It nonetheless appears as though the greatest progress in the Serbian legislative framework has been achieved in the domain of energy, with the adopting of a set of regulations governing the use of renewable energy sources. The most important and umbrella regulation in this area is the Law on the Use of Renewable Energy Sources. This is the first law that exclusively addresses renewable energy sources and that has established a new incentive system for projects that use renewable sources. The incentive system encompasses a premium on the price of electricity that will be paid to companies that prove victorious in the auctions. It is necessary to bear in mind that actual auctions have yet to be carried out because the relevant statute (to regulate balanced liability) has yet to be adopted. Whatever the case, this Law, and the regulations adopted on the basis of it, represent great success for Serbia in the domain of renewable energy sources and the green agenda.
The Law on the Use of Renewable Energy Sources, and the regulations adopted on the basis of it, represent great success for Serbia in the domain of renewable energy sources and the green agenda
The adoption of the new Law on the Protection of Trade Secrets also represents a notable advance – this new Law more precisely determines various issues, deals more with protecting trade secrets from the aspect of protecting intellectual property, and represents even greater harmonisation with EU regulations. The new Law on the Capital Market has also been adopted and also provides for the more detailed regulating of various topics, which represents further harmonisation with EU regulations and should serve to accelerate the development of the capital market in Serbia. It will only begin to be applied in 2023, thus more time is required to determine this Law’s true effect.

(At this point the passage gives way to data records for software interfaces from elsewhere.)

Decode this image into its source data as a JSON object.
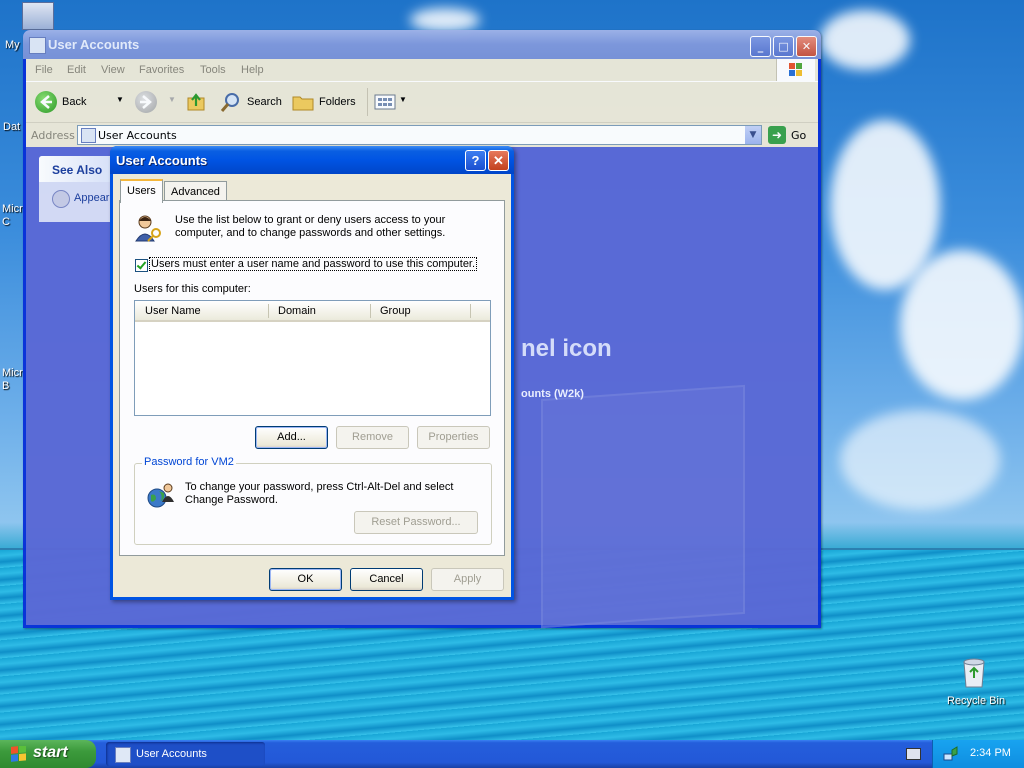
{
  "desktop": {
    "icons": [
      {
        "label": "My"
      },
      {
        "label": "Dat"
      },
      {
        "label": "Micr\nC"
      },
      {
        "label": "Micr\nB"
      },
      {
        "label": "Recycle Bin"
      }
    ]
  },
  "explorer": {
    "title": "User Accounts",
    "menu": [
      "File",
      "Edit",
      "View",
      "Favorites",
      "Tools",
      "Help"
    ],
    "toolbar": {
      "back_label": "Back",
      "search_label": "Search",
      "folders_label": "Folders"
    },
    "address": {
      "label": "Address",
      "value": "User Accounts",
      "go_label": "Go"
    },
    "see_also": {
      "heading": "See Also",
      "item": "Appear"
    },
    "background_heading": "nel icon",
    "background_sub": "ounts (W2k)"
  },
  "dialog": {
    "title": "User Accounts",
    "help_glyph": "?",
    "close_glyph": "✕",
    "tabs": [
      "Users",
      "Advanced"
    ],
    "intro_text": "Use the list below to grant or deny users access to your computer, and to change passwords and other settings.",
    "require_login_label": "Users must enter a user name and password to use this computer.",
    "require_login_checked": true,
    "users_label": "Users for this computer:",
    "columns": [
      "User Name",
      "Domain",
      "Group"
    ],
    "rows": [],
    "buttons": {
      "add": "Add...",
      "remove": "Remove",
      "properties": "Properties"
    },
    "password_group": {
      "title": "Password for VM2",
      "text": "To change your password, press Ctrl-Alt-Del and select Change Password.",
      "reset_button": "Reset Password..."
    },
    "footer": {
      "ok": "OK",
      "cancel": "Cancel",
      "apply": "Apply"
    }
  },
  "taskbar": {
    "start_label": "start",
    "task_label": "User Accounts",
    "clock": "2:34 PM"
  },
  "colors": {
    "xp_blue": "#0054e3",
    "taskbar_blue": "#245edb",
    "start_green": "#3c9a3c",
    "dialog_face": "#ece9d8"
  }
}
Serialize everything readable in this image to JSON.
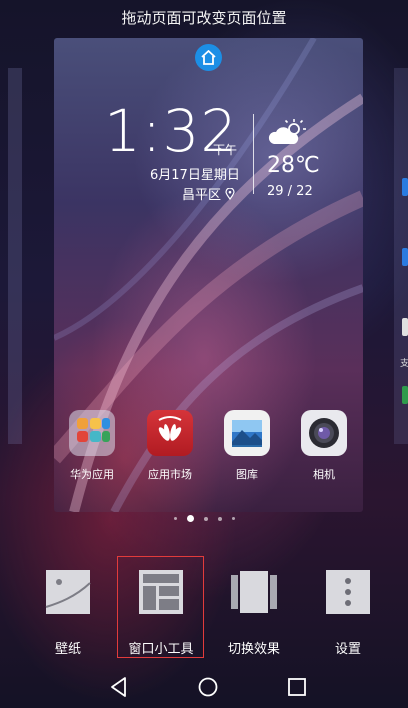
{
  "header": {
    "hint": "拖动页面可改变页面位置"
  },
  "side_right": {
    "text": "支"
  },
  "clock": {
    "time": "1:32",
    "ampm": "下午",
    "date": "6月17日星期日",
    "location": "昌平区"
  },
  "weather": {
    "temp": "28℃",
    "range": "29 / 22"
  },
  "apps": [
    {
      "label": "华为应用",
      "icon": "folder-icon"
    },
    {
      "label": "应用市场",
      "icon": "huawei-appmarket-icon"
    },
    {
      "label": "图库",
      "icon": "gallery-icon"
    },
    {
      "label": "相机",
      "icon": "camera-icon"
    }
  ],
  "toolbar": [
    {
      "label": "壁纸",
      "icon": "wallpaper-icon"
    },
    {
      "label": "窗口小工具",
      "icon": "widgets-icon"
    },
    {
      "label": "切换效果",
      "icon": "transition-effects-icon"
    },
    {
      "label": "设置",
      "icon": "settings-icon"
    }
  ],
  "colors": {
    "accent_blue": "#1c8fe6",
    "selection_red": "#e23b3b"
  }
}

With regard to the aforementioned harmonisation with EU regulations, it is generally necessary to stress that laws are being constantly passed and amended in Serbia in order for the domestic regulatory framework to be harmonised with the EU regulatory framework and in order to achieve the market economy standards that exist in the EU. However, it is my consideration that there is plenty of room for progress and advancement when it comes to the implementation of (new) legal provisions or the achieving of EU standards, which the FIC Legal Committee will continue to work on. It is primarily necessary for more uniform practice among the Serbian courts, but also greater efficiency of the judiciary and regulatory bodies (in which there should be no neglecting of the work required to improve the relevant bodies, considering the large number of new and specific areas of importance to the business environment). Similarly, more practical options for implementing various legal solutions should be enabled (as would be the case with the introduction of “foreign” electronic signatures that would ease business operations in Serbia significantly). Finally, it is also necessary to adopt new laws in certain areas, as is the case with the protection of competition, for example, or to work on improving existing regulations, as is the case with the Law on Personal Data Protection.